- [EXERCISE OBJECTIVE]:
Check each line below for the word "palette", and copy those that have it.

Element data from apps and pages:
§

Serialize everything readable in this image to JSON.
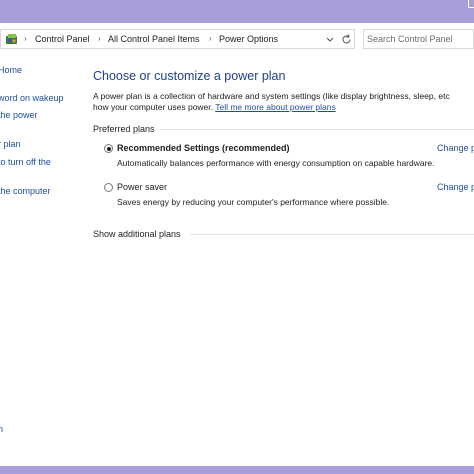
{
  "address_bar": {
    "crumbs": [
      "Control Panel",
      "All Control Panel Items",
      "Power Options"
    ],
    "icon": "control-panel-icon"
  },
  "search": {
    "placeholder": "Search Control Panel"
  },
  "sidebar": {
    "items": [
      {
        "label": "Home"
      },
      {
        "label": "word on wakeup"
      },
      {
        "label": "the power"
      },
      {
        "label": "r plan"
      },
      {
        "label": "to turn off the"
      },
      {
        "label": "the computer"
      },
      {
        "label": "n"
      }
    ]
  },
  "main": {
    "title": "Choose or customize a power plan",
    "description_line1": "A power plan is a collection of hardware and system settings (like display brightness, sleep, etc",
    "description_line2_prefix": "how your computer uses power.",
    "description_link": "Tell me more about power plans",
    "preferred_label": "Preferred plans",
    "plans": [
      {
        "name": "Recommended Settings (recommended)",
        "description": "Automatically balances performance with energy consumption on capable hardware.",
        "change_link": "Change p",
        "selected": true
      },
      {
        "name": "Power saver",
        "description": "Saves energy by reducing your computer's performance where possible.",
        "change_link": "Change p",
        "selected": false
      }
    ],
    "show_additional": "Show additional plans"
  },
  "colors": {
    "titlebar": "#a7a0d8",
    "link": "#1f4e9c",
    "heading": "#1f3f8c"
  }
}
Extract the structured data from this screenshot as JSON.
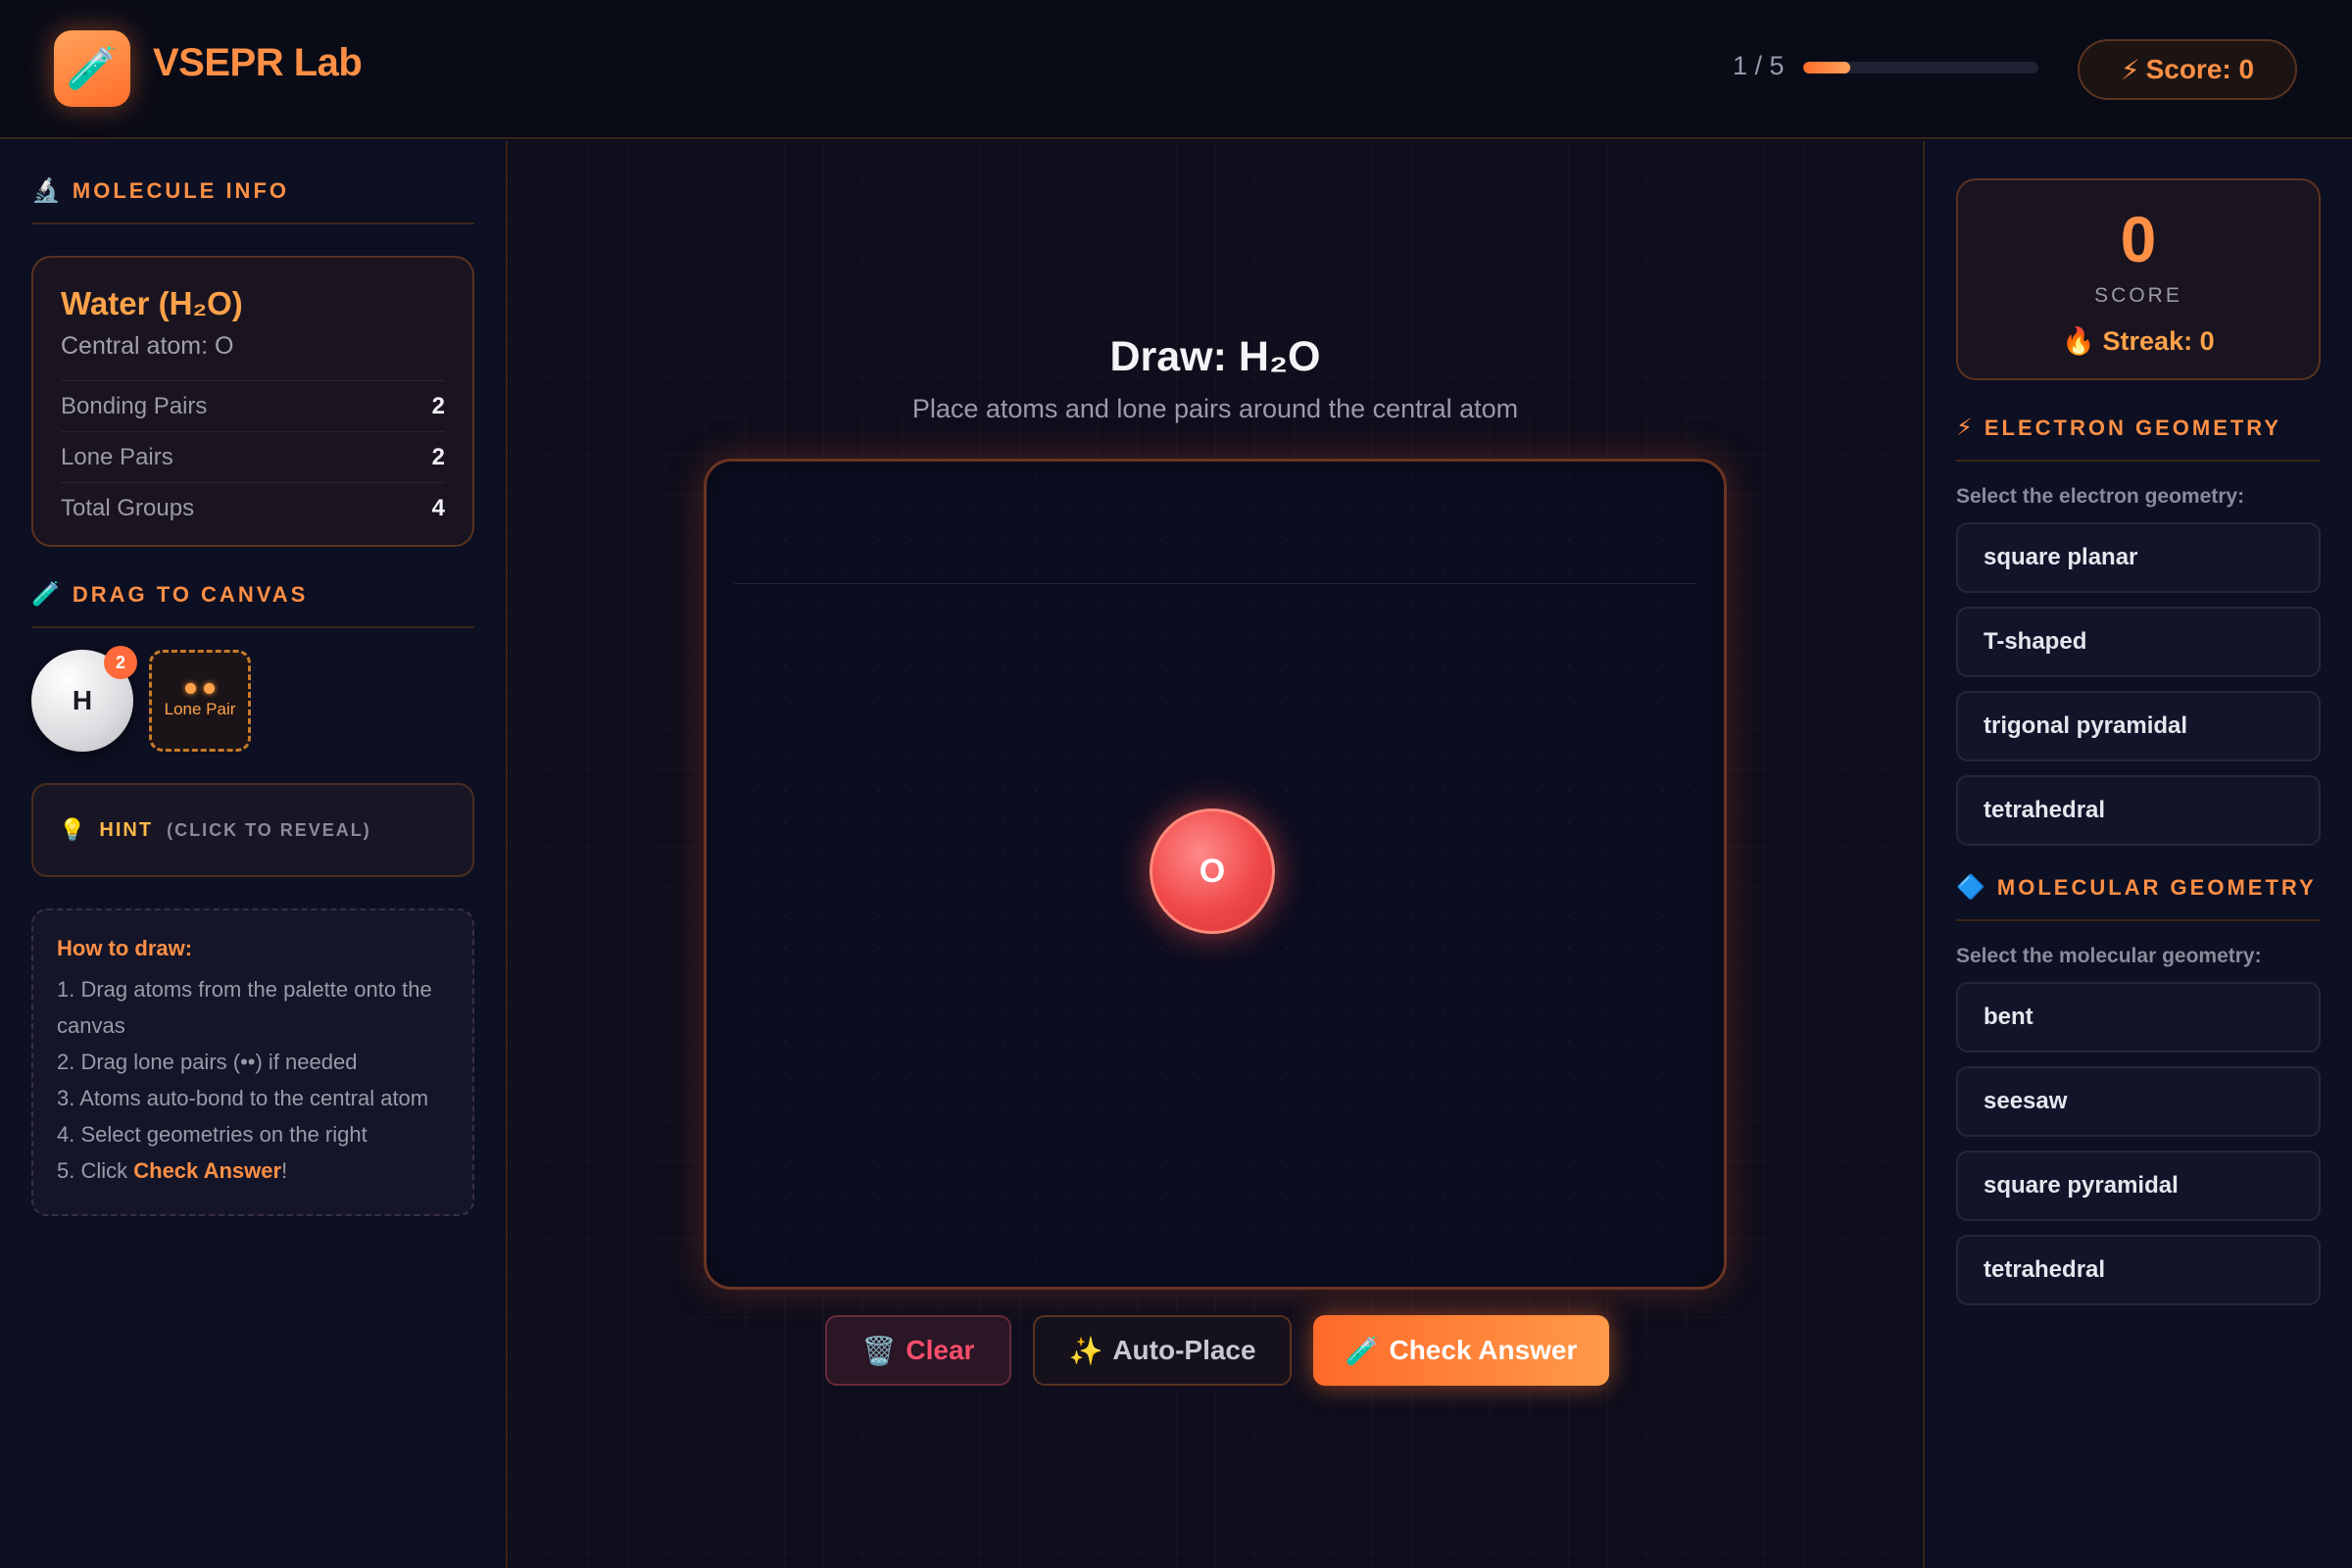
{
  "header": {
    "logo_icon": "🧪",
    "app_title": "VSEPR Lab",
    "progress_text": "1 / 5",
    "progress_fraction": 0.2,
    "score_icon": "⚡",
    "score_label": "Score: 0"
  },
  "molecule_info": {
    "heading_icon": "🔬",
    "heading": "Molecule Info",
    "name": "Water (H₂O)",
    "central": "Central atom: O",
    "rows": [
      {
        "label": "Bonding Pairs",
        "value": "2"
      },
      {
        "label": "Lone Pairs",
        "value": "2"
      },
      {
        "label": "Total Groups",
        "value": "4"
      }
    ]
  },
  "palette": {
    "heading_icon": "🧪",
    "heading": "Drag to Canvas",
    "atom_symbol": "H",
    "atom_count": "2",
    "lone_pair_label": "Lone Pair"
  },
  "hint": {
    "icon": "💡",
    "label": "HINT",
    "sub": "(CLICK TO REVEAL)"
  },
  "howto": {
    "title": "How to draw:",
    "step1": "1. Drag atoms from the palette onto the canvas",
    "step2": "2. Drag lone pairs (••) if needed",
    "step3": "3. Atoms auto-bond to the central atom",
    "step4": "4. Select geometries on the right",
    "step5_prefix": "5. Click ",
    "step5_bold": "Check Answer",
    "step5_suffix": "!"
  },
  "canvas": {
    "title": "Draw: H₂O",
    "subtitle": "Place atoms and lone pairs around the central atom",
    "central_atom": "O"
  },
  "buttons": {
    "clear_icon": "🗑️",
    "clear": "Clear",
    "auto_icon": "✨",
    "auto": "Auto-Place",
    "check_icon": "🧪",
    "check": "Check Answer"
  },
  "score_card": {
    "value": "0",
    "label": "SCORE",
    "streak_icon": "🔥",
    "streak": "Streak: 0"
  },
  "electron_geometry": {
    "heading_icon": "⚡",
    "heading": "Electron Geometry",
    "prompt": "Select the electron geometry:",
    "options": [
      "square planar",
      "T-shaped",
      "trigonal pyramidal",
      "tetrahedral"
    ]
  },
  "molecular_geometry": {
    "heading_icon": "🔷",
    "heading": "Molecular Geometry",
    "prompt": "Select the molecular geometry:",
    "options": [
      "bent",
      "seesaw",
      "square pyramidal",
      "tetrahedral"
    ]
  }
}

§

- [ANSWER SECTION]:
  "palette": {
    "step1": "1. Drag atoms from the palette onto the canvas",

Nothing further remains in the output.